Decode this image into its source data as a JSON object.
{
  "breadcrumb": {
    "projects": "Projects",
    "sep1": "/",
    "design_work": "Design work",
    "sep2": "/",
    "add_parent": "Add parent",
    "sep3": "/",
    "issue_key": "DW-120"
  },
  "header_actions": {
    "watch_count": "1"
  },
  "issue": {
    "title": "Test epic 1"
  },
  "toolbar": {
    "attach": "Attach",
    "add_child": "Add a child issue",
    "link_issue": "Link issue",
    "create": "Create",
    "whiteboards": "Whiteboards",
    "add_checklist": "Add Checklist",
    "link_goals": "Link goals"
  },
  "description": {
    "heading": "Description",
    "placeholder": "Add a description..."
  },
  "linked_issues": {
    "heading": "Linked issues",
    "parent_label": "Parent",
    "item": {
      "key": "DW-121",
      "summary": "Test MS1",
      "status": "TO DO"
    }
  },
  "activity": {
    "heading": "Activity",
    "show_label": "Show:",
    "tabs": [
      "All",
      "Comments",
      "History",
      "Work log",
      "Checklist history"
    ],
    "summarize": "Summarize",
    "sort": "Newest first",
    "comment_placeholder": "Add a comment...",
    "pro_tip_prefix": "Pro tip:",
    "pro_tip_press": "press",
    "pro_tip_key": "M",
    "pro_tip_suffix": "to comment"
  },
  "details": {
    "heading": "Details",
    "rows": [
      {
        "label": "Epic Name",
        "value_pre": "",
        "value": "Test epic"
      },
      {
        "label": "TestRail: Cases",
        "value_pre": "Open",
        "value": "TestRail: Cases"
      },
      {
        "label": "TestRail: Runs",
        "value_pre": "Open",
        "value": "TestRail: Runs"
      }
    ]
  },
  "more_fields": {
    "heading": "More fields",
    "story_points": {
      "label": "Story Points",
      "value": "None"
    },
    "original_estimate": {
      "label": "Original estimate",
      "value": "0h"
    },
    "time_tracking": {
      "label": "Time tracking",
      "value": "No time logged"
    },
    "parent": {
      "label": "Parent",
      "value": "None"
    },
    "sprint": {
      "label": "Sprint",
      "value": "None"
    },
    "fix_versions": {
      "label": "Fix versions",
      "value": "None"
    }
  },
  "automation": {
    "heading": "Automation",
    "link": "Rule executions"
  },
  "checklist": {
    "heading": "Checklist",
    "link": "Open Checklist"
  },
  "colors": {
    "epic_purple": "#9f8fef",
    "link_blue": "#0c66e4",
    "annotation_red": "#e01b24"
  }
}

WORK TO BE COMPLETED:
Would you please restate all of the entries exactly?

YOUR SOLUTION:
Decode this image into its source data as a JSON object.
{
  "breadcrumb": {
    "projects": "Projects",
    "sep1": "/",
    "design_work": "Design work",
    "sep2": "/",
    "add_parent": "Add parent",
    "sep3": "/",
    "issue_key": "DW-120"
  },
  "header_actions": {
    "watch_count": "1"
  },
  "issue": {
    "title": "Test epic 1"
  },
  "toolbar": {
    "attach": "Attach",
    "add_child": "Add a child issue",
    "link_issue": "Link issue",
    "create": "Create",
    "whiteboards": "Whiteboards",
    "add_checklist": "Add Checklist",
    "link_goals": "Link goals"
  },
  "description": {
    "heading": "Description",
    "placeholder": "Add a description..."
  },
  "linked_issues": {
    "heading": "Linked issues",
    "parent_label": "Parent",
    "item": {
      "key": "DW-121",
      "summary": "Test MS1",
      "status": "TO DO"
    }
  },
  "activity": {
    "heading": "Activity",
    "show_label": "Show:",
    "tabs": [
      "All",
      "Comments",
      "History",
      "Work log",
      "Checklist history"
    ],
    "summarize": "Summarize",
    "sort": "Newest first",
    "comment_placeholder": "Add a comment...",
    "pro_tip_prefix": "Pro tip:",
    "pro_tip_press": "press",
    "pro_tip_key": "M",
    "pro_tip_suffix": "to comment"
  },
  "details": {
    "heading": "Details",
    "rows": [
      {
        "label": "Epic Name",
        "value_pre": "",
        "value": "Test epic"
      },
      {
        "label": "TestRail: Cases",
        "value_pre": "Open",
        "value": "TestRail: Cases"
      },
      {
        "label": "TestRail: Runs",
        "value_pre": "Open",
        "value": "TestRail: Runs"
      }
    ]
  },
  "more_fields": {
    "heading": "More fields",
    "story_points": {
      "label": "Story Points",
      "value": "None"
    },
    "original_estimate": {
      "label": "Original estimate",
      "value": "0h"
    },
    "time_tracking": {
      "label": "Time tracking",
      "value": "No time logged"
    },
    "parent": {
      "label": "Parent",
      "value": "None"
    },
    "sprint": {
      "label": "Sprint",
      "value": "None"
    },
    "fix_versions": {
      "label": "Fix versions",
      "value": "None"
    }
  },
  "automation": {
    "heading": "Automation",
    "link": "Rule executions"
  },
  "checklist": {
    "heading": "Checklist",
    "link": "Open Checklist"
  },
  "colors": {
    "epic_purple": "#9f8fef",
    "link_blue": "#0c66e4",
    "annotation_red": "#e01b24"
  }
}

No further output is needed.